Connecticut, Maryland, Minnesota, New York, Vermont, Washington, and Wisconsin have passed, with strong bipartisan support, bans on BPA in food and drink containers intended for children younger than three years of age. Bills are pending in a number of states, including California, where the Assembly passed a measure this week. Canada became the first country to ban BPA use in baby bottles in 2008. Denmark, France, Australia and China have taken measures to ban BPA.
"Once again, this is a loss in potential revenue for Oregon businesses,” says Senator Brian Boquist, bill co-sponsor. “A food container labeled 'BPA Free' can retail 40% higher than a non-labeled container. BPA Free food containers are in the future, it would be great for Oregon to be the leader in this movement and our Oregon businesses could benefit from this bill."
“We can’t let the Legislature fail to protect the health of Oregon families, especially young children,” says Andrea Durbin, Executive Director of Oregon Environmental Council. “If the Legislature fails to protect children for a second time, we will go to leaders in cities and counties to guarantee protection at the local level. Unfortunately, that approach will leave many Oregonians at risk.”
About the Oregon Environmental Council

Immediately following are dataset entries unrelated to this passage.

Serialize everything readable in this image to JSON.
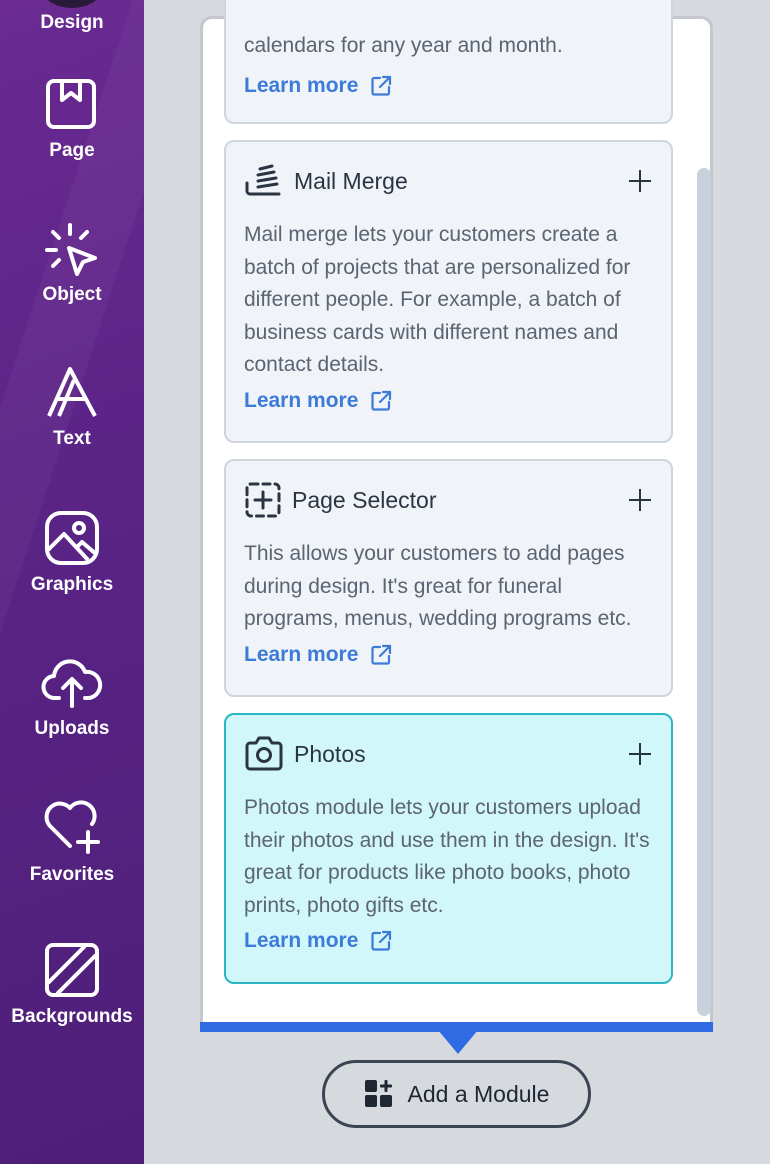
{
  "sidebar": {
    "items": [
      {
        "label": "Design",
        "icon": "design-icon"
      },
      {
        "label": "Page",
        "icon": "page-icon"
      },
      {
        "label": "Object",
        "icon": "object-icon"
      },
      {
        "label": "Text",
        "icon": "text-icon"
      },
      {
        "label": "Graphics",
        "icon": "graphics-icon"
      },
      {
        "label": "Uploads",
        "icon": "uploads-icon"
      },
      {
        "label": "Favorites",
        "icon": "favorites-icon"
      },
      {
        "label": "Backgrounds",
        "icon": "backgrounds-icon"
      }
    ]
  },
  "modules": [
    {
      "title": "",
      "icon": "calendar-icon",
      "description": "calendars for any year and month.",
      "learn_more": "Learn more"
    },
    {
      "title": "Mail Merge",
      "icon": "mail-merge-icon",
      "description": "Mail merge lets your customers create a batch of projects that are personalized for different people. For example, a batch of business cards with different names and contact details.",
      "learn_more": "Learn more"
    },
    {
      "title": "Page Selector",
      "icon": "page-selector-icon",
      "description": "This allows your customers to add pages during design. It's great for funeral programs, menus, wedding programs etc.",
      "learn_more": "Learn more"
    },
    {
      "title": "Photos",
      "icon": "camera-icon",
      "description": "Photos module lets your customers upload their photos and use them in the design. It's great for products like photo books, photo prints, photo gifts etc.",
      "learn_more": "Learn more",
      "active": true
    }
  ],
  "add_module": {
    "label": "Add a Module",
    "icon": "add-module-icon"
  },
  "colors": {
    "sidebar": "#5b2487",
    "accent": "#2f6be3",
    "link": "#3c7bd8",
    "active_card": "#d2f7fb",
    "active_border": "#2ab7c4"
  }
}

The Oregon Environmental Council safeguards what Oregonians love about Oregon—clean air and water, an unpolluted landscape and healthy food produced by local farmers. For more than 40 years we’ve been a champion for solutions to protect the health of every Oregonian and the place we call home. Find out more at www.oeconline.org.